My hopes for THE MUPPETS are through the stratosphere.  My daughter’s probably a little too old for them now, but in her younger days she enjoyed the various Muppet shows and films, and I remember her asking to hear “Rainbow Connection” over and over in the car.  Or maybe that was just me playing it over and over.  Who knows?  But I’m going to take her anyway.  These are my great moments with my child, and although they may not be yours, I urge you to find that connection, in any way you can.  It makes your children better people and it makes you a better person, and your life and theirs is bigger because of that connection.


I wouldn’t be a movie geek if not for Jim Henson and Frank Oz and the Muppets.  I imagine it’s like that for many of us.  To share these shows and films with our children – well, for me it’s a duty.  There’s joy, wonder, life lessons, laughter, creativity, and beauty in all of it.  When I decided to begin this column it was pretty much to write this.  I’m not the type of person to direct any kind of filmmaker on their project, but I hope that’s what Jason Segel and Nick Stoller had in mind when they set out to bring the Muppets back to the screen.  It’s a lot to ask of one film.  I think they can deliver.  And I’m sure many of you can’t wait to take your kids to find out.  The quote I started this article with, from “The Magic Store” in THE MUPPET MOVIE, is a life credo for me.  It’s not a bad credo to live by, in my opinion.


I leave you with this:



The first three seasons of THE MUPPET SHOW are available for purchase, as well as THE MUPPET MOVIE, THE GREAT MUPPET CAPER and THE MUPPET CHRISTMAS CAROL.  THE MUPPETS TAKE MANHATTAN and MUPPETS IN SPACE are available also on Instant Netflix.

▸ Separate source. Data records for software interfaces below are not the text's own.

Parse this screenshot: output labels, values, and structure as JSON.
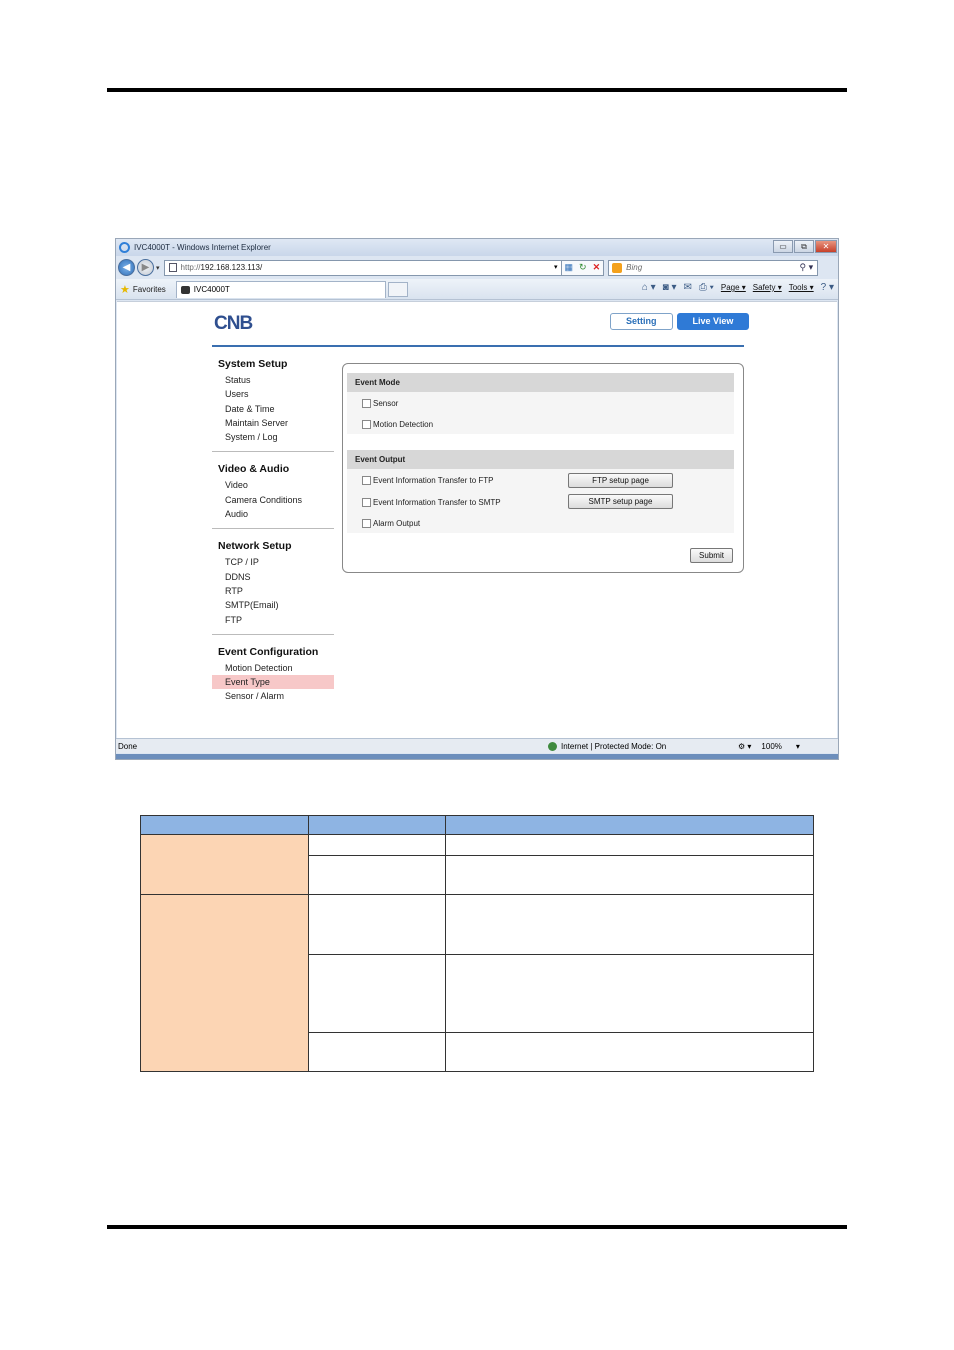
{
  "browser": {
    "window_title": "IVC4000T - Windows Internet Explorer",
    "window_buttons": [
      "▭",
      "⧉",
      "✕"
    ],
    "address_protocol": "http://",
    "address_host": "192.168.123.113/",
    "search_placeholder": "Bing",
    "favorites_label": "Favorites",
    "tab_title": "IVC4000T",
    "command_menus": [
      "Page ▾",
      "Safety ▾",
      "Tools ▾"
    ],
    "status_text": "Done",
    "zone_text": "Internet | Protected Mode: On",
    "zoom_text": "100%"
  },
  "app": {
    "brand": "CNB",
    "brand_color": "#2f4f8f",
    "tabs": {
      "setting": "Setting",
      "live_view": "Live View"
    },
    "sidebar": [
      {
        "title": "System Setup",
        "items": [
          "Status",
          "Users",
          "Date & Time",
          "Maintain Server",
          "System / Log"
        ]
      },
      {
        "title": "Video & Audio",
        "items": [
          "Video",
          "Camera Conditions",
          "Audio"
        ]
      },
      {
        "title": "Network Setup",
        "items": [
          "TCP / IP",
          "DDNS",
          "RTP",
          "SMTP(Email)",
          "FTP"
        ]
      },
      {
        "title": "Event Configuration",
        "items": [
          "Motion Detection",
          "Event Type",
          "Sensor / Alarm"
        ]
      }
    ],
    "active_item": "Event Type",
    "event_mode": {
      "title": "Event Mode",
      "options": [
        {
          "label": "Sensor",
          "checked": false
        },
        {
          "label": "Motion Detection",
          "checked": false
        }
      ]
    },
    "event_output": {
      "title": "Event Output",
      "options": [
        {
          "label": "Event Information Transfer to FTP",
          "checked": false,
          "button": "FTP setup page"
        },
        {
          "label": "Event Information Transfer to SMTP",
          "checked": false,
          "button": "SMTP setup page"
        },
        {
          "label": "Alarm Output",
          "checked": false
        }
      ]
    },
    "submit_label": "Submit"
  },
  "doc_table": {
    "header_color": "#8eb4e3",
    "group_color": "#fcd5b4"
  }
}
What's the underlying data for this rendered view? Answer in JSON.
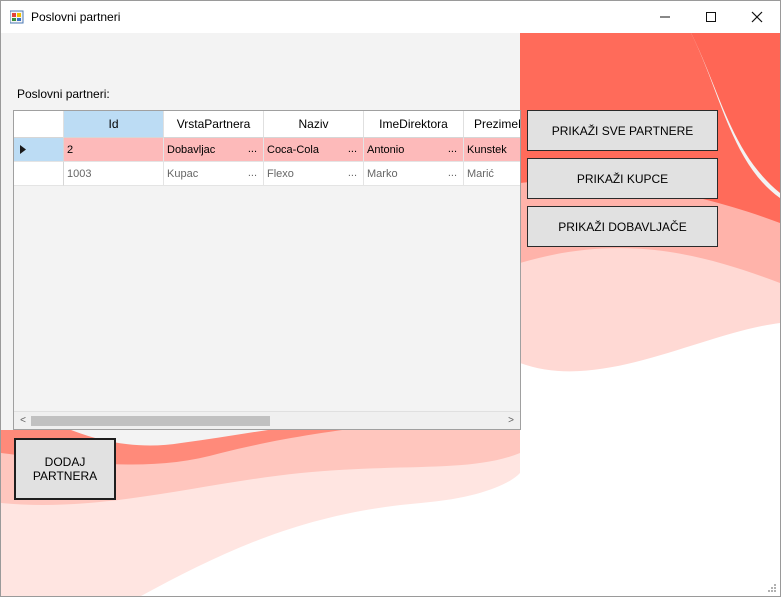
{
  "window": {
    "title": "Poslovni partneri",
    "controls": {
      "minimize": "—",
      "maximize": "☐",
      "close": "✕"
    }
  },
  "label": "Poslovni partneri:",
  "grid": {
    "columns": [
      "Id",
      "VrstaPartnera",
      "Naziv",
      "ImeDirektora",
      "PrezimeD"
    ],
    "rows": [
      {
        "selected": true,
        "cells": [
          "2",
          "Dobavljac",
          "Coca-Cola",
          "Antonio",
          "Kunstek"
        ]
      },
      {
        "selected": false,
        "cells": [
          "1003",
          "Kupac",
          "Flexo",
          "Marko",
          "Marić"
        ]
      }
    ],
    "ellipsis": "..."
  },
  "buttons": {
    "show_all": "PRIKAŽI SVE PARTNERE",
    "show_customers": "PRIKAŽI KUPCE",
    "show_suppliers": "PRIKAŽI DOBAVLJAČE",
    "add_partner_line1": "DODAJ",
    "add_partner_line2": "PARTNERA"
  },
  "colors": {
    "accent_red": "#ff6b5a",
    "selection_row": "#fdbaba",
    "selection_header": "#bcdcf4"
  },
  "icons": {
    "row_pointer": "▶",
    "scroll_left": "<",
    "scroll_right": ">"
  }
}
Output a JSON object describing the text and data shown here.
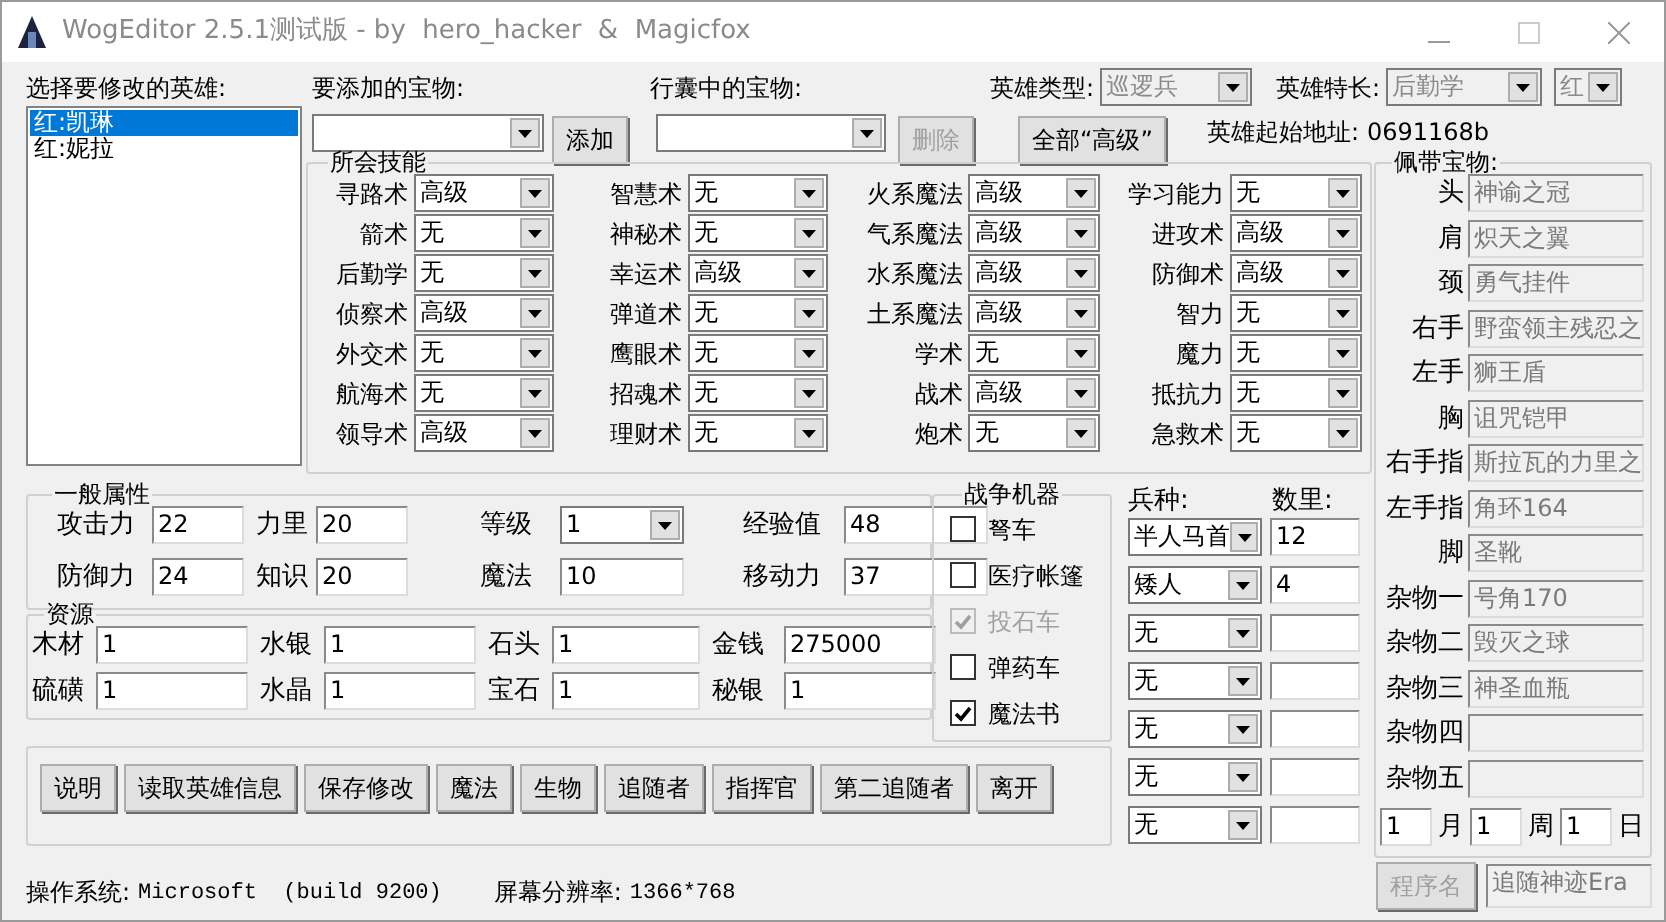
{
  "window": {
    "title": "WogEditor 2.5.1测试版 - by  hero_hacker  &  Magicfox"
  },
  "hero_list": {
    "label": "选择要修改的英雄:",
    "items": [
      {
        "text": "红:凯琳",
        "selected": true
      },
      {
        "text": "红:妮拉",
        "selected": false
      }
    ]
  },
  "artifact_add": {
    "label": "要添加的宝物:",
    "button": "添加"
  },
  "backpack": {
    "label": "行囊中的宝物:",
    "button": "删除",
    "disabled": true
  },
  "all_expert_button": "全部“高级”",
  "hero_type": {
    "label": "英雄类型:",
    "value": "巡逻兵",
    "disabled": true
  },
  "specialty": {
    "label": "英雄特长:",
    "value": "后勤学",
    "disabled": true
  },
  "color_select": {
    "value": "红",
    "disabled": true
  },
  "start_address": {
    "label": "英雄起始地址:",
    "value": "0691168b"
  },
  "skills": {
    "title": "所会技能",
    "items": [
      {
        "name": "寻路术",
        "value": "高级"
      },
      {
        "name": "智慧术",
        "value": "无"
      },
      {
        "name": "火系魔法",
        "value": "高级"
      },
      {
        "name": "学习能力",
        "value": "无"
      },
      {
        "name": "箭术",
        "value": "无"
      },
      {
        "name": "神秘术",
        "value": "无"
      },
      {
        "name": "气系魔法",
        "value": "高级"
      },
      {
        "name": "进攻术",
        "value": "高级"
      },
      {
        "name": "后勤学",
        "value": "无"
      },
      {
        "name": "幸运术",
        "value": "高级"
      },
      {
        "name": "水系魔法",
        "value": "高级"
      },
      {
        "name": "防御术",
        "value": "高级"
      },
      {
        "name": "侦察术",
        "value": "高级"
      },
      {
        "name": "弹道术",
        "value": "无"
      },
      {
        "name": "土系魔法",
        "value": "高级"
      },
      {
        "name": "智力",
        "value": "无"
      },
      {
        "name": "外交术",
        "value": "无"
      },
      {
        "name": "鹰眼术",
        "value": "无"
      },
      {
        "name": "学术",
        "value": "无"
      },
      {
        "name": "魔力",
        "value": "无"
      },
      {
        "name": "航海术",
        "value": "无"
      },
      {
        "name": "招魂术",
        "value": "无"
      },
      {
        "name": "战术",
        "value": "高级"
      },
      {
        "name": "抵抗力",
        "value": "无"
      },
      {
        "name": "领导术",
        "value": "高级"
      },
      {
        "name": "理财术",
        "value": "无"
      },
      {
        "name": "炮术",
        "value": "无"
      },
      {
        "name": "急救术",
        "value": "无"
      }
    ]
  },
  "general": {
    "title": "一般属性",
    "fields": [
      {
        "label": "攻击力",
        "value": "22",
        "kind": "text"
      },
      {
        "label": "力里",
        "value": "20",
        "kind": "text"
      },
      {
        "label": "等级",
        "value": "1",
        "kind": "select"
      },
      {
        "label": "经验值",
        "value": "48",
        "kind": "text"
      },
      {
        "label": "防御力",
        "value": "24",
        "kind": "text"
      },
      {
        "label": "知识",
        "value": "20",
        "kind": "text"
      },
      {
        "label": "魔法",
        "value": "10",
        "kind": "text"
      },
      {
        "label": "移动力",
        "value": "37",
        "kind": "text"
      }
    ]
  },
  "resources": {
    "title": "资源",
    "fields": [
      {
        "label": "木材",
        "value": "1"
      },
      {
        "label": "水银",
        "value": "1"
      },
      {
        "label": "石头",
        "value": "1"
      },
      {
        "label": "金钱",
        "value": "275000"
      },
      {
        "label": "硫磺",
        "value": "1"
      },
      {
        "label": "水晶",
        "value": "1"
      },
      {
        "label": "宝石",
        "value": "1"
      },
      {
        "label": "秘银",
        "value": "1"
      }
    ]
  },
  "war_machines": {
    "title": "战争机器",
    "items": [
      {
        "label": "弩车",
        "checked": false,
        "disabled": false
      },
      {
        "label": "医疗帐篷",
        "checked": false,
        "disabled": false
      },
      {
        "label": "投石车",
        "checked": true,
        "disabled": true
      },
      {
        "label": "弹药车",
        "checked": false,
        "disabled": false
      },
      {
        "label": "魔法书",
        "checked": true,
        "disabled": false
      }
    ]
  },
  "troops": {
    "type_label": "兵种:",
    "count_label": "数里:",
    "slots": [
      {
        "type": "半人马首",
        "count": "12"
      },
      {
        "type": "矮人",
        "count": "4"
      },
      {
        "type": "无"
      },
      {
        "type": "无"
      },
      {
        "type": "无"
      },
      {
        "type": "无"
      },
      {
        "type": "无"
      }
    ]
  },
  "buttons": [
    "说明",
    "读取英雄信息",
    "保存修改",
    "魔法",
    "生物",
    "追随者",
    "指挥官",
    "第二追随者",
    "离开"
  ],
  "equipped": {
    "title": "佩带宝物:",
    "slots": [
      {
        "label": "头",
        "value": "神谕之冠"
      },
      {
        "label": "肩",
        "value": "炽天之翼"
      },
      {
        "label": "颈",
        "value": "勇气挂件"
      },
      {
        "label": "右手",
        "value": "野蛮领主残忍之"
      },
      {
        "label": "左手",
        "value": "狮王盾"
      },
      {
        "label": "胸",
        "value": "诅咒铠甲"
      },
      {
        "label": "右手指",
        "value": "斯拉瓦的力里之"
      },
      {
        "label": "左手指",
        "value": "角环164"
      },
      {
        "label": "脚",
        "value": "圣靴"
      },
      {
        "label": "杂物一",
        "value": "号角170"
      },
      {
        "label": "杂物二",
        "value": "毁灭之球"
      },
      {
        "label": "杂物三",
        "value": "神圣血瓶"
      },
      {
        "label": "杂物四"
      },
      {
        "label": "杂物五"
      }
    ]
  },
  "date": [
    {
      "value": "1",
      "unit": "月"
    },
    {
      "value": "1",
      "unit": "周"
    },
    {
      "value": "1",
      "unit": "日"
    }
  ],
  "program": {
    "button": "程序名",
    "disabled": true,
    "value": "追随神迹Era"
  },
  "status_bar": {
    "os_label": "操作系统:",
    "os": "Microsoft  (build 9200)",
    "resolution_label": "屏幕分辨率:",
    "resolution": "1366*768"
  }
}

Nordling, out.

Readers Talkback
comments powered by Disqus